Due to my limited Hebrew skills I wasn’t exactly sure why I was invited to meet with the Director of the Music Conservatory in Ma’ale Adumim this afternoon. It turns out that he heard Yisrael playing saxophone in the school orchestra and wanted to test his musical abilities.
I was entertained as Yisrael sang the notes and scales he was instructed to (he never listens to me that closely), banged his fist on the desk to a beat, and patted his head & rubbed his stomach in circular motion to demonstrate his coordination – but was disappointed when he opened the saxophone case and discovered there was no reed so he couldn’t play (I’ve never heard him play).
NBN is running a “This is My Israel” photo contest, but for my son, this video perfectly demonstrates why he’s so happy to be living here.
This video is of the birthday reception he received from his classmates recently, which paled in comparison to the “welcome home” he received on the first day of school. Continue reading This is MY Israel!
This is in response to those of you who have been asking me via Facebook and e-mail about the education system in Israel. If I’ve missed something, please feel free to ask questions in the comment section below and I’ll attempt to get you answers.
Quality of Education in Israel
The quality of education in Israel varies based upon the community’s dedication to education (via tax allocations and programming), individual school’s focus, and parental involvement in the system.
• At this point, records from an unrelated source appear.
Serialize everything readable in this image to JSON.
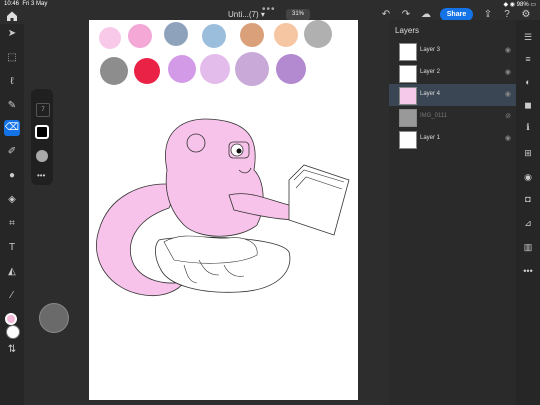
{
  "status_bar": {
    "time": "10:46",
    "date": "Fri 3 May",
    "battery": "98%"
  },
  "top_bar": {
    "dots": "•••",
    "document_title": "Unti...(7)",
    "zoom": "31%",
    "share_label": "Share"
  },
  "brush_panel": {
    "size_value": "7",
    "more_dots": "•••"
  },
  "layers_panel": {
    "title": "Layers",
    "layers": [
      {
        "name": "Layer 3",
        "visible": true
      },
      {
        "name": "Layer 2",
        "visible": true
      },
      {
        "name": "Layer 4",
        "visible": true,
        "selected": true
      },
      {
        "name": "IMG_0111",
        "visible": false
      },
      {
        "name": "Layer 1",
        "visible": true
      }
    ]
  },
  "swatches": [
    "#f9c9ea",
    "#f3a8d6",
    "#8ea3bb",
    "#9cbedd",
    "#d9a07a",
    "#f6c6a3",
    "#b0b0b0",
    "#8d8d8d",
    "#ea2245",
    "#d39be7",
    "#e4bcec",
    "#c8a9d7",
    "#b38ad0"
  ],
  "colors": {
    "accent": "#1473e6",
    "character_fill": "#f7c3ea"
  }
}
Unfortunately, Israeli schools are not ranked well among other countries in the developed world. But that can change, and you can play a role in improving the quality by making Aliyah and getting involved. Continue reading Understanding the Education System in Israel
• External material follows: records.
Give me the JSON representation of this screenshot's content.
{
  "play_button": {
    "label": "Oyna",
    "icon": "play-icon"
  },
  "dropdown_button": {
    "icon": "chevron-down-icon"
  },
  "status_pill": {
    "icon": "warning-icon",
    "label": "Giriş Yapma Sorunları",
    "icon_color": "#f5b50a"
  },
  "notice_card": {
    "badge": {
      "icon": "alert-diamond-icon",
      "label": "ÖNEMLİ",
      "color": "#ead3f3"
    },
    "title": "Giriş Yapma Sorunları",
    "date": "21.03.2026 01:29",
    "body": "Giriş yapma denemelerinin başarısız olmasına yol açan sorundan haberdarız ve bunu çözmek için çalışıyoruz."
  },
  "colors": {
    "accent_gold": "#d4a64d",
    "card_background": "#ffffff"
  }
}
I can’t believe three months have already passed and I haven’t told you all about our new home in Ra’anana. I do apologize for the delay and for the fact that this is going to be a long one!
If you’ve been reading this blog for a while, you know that we left our beautiful and happy home in Ma’ale Adumim (along with our settler status :() and moved to Ra’anana for employment in July.
Michael is working at Delek where he is re-learning Oracle database technology (in recent years he specialized in Microsoft SQL databases). Because of his limited Hebrew skills, and his need for retraining, he has pretty much started at the bottom in a junior-level position, but that’s okay with him because he likes it there. Delek treats their employees very well – he especially likes his co-workers and enjoys the Thursday afternoon beer and nosh treats that signal the end of the work week. Continue reading I.O.U. – Ra’anana
With tears welling up in my eyes I exited the school and hid my face with the camera taking shots of the crowds and scenery surrounding Yavne elementary school. My son was not happy about starting at yet another school and I couldn’t blame him… At 8-1/2 years old he has attended 1 preschool in Nashville, Tennessee; 2 preschool/elementary schools in Cleveland, Ohio; 2 elementary schools + ulpan in Ma’ale Adumim, Israel; and now another new school in Ra’anana!
After a restless night of stomach ache and dizziness complaints, he surprisingly emerged from his room in a good mood and even made his bed and put his dirty laundry in the hamper without my nagging! I offered bagels or cereal for breakfast and he made an excellent choice all on his own – plain yogurt with granola. When Jessica phoned from Tennessee just as we were ready to walk out the door, he actually rushed me to get off the phone so he wouldn’t be late for his first day. With backpack loaded and recyclables in a bag he rushed me to the elevator. I was amazed at the change in his attitude from last night and ever so proud of my little soldier. Continue reading High Anxiety! 1st Day of School – 2009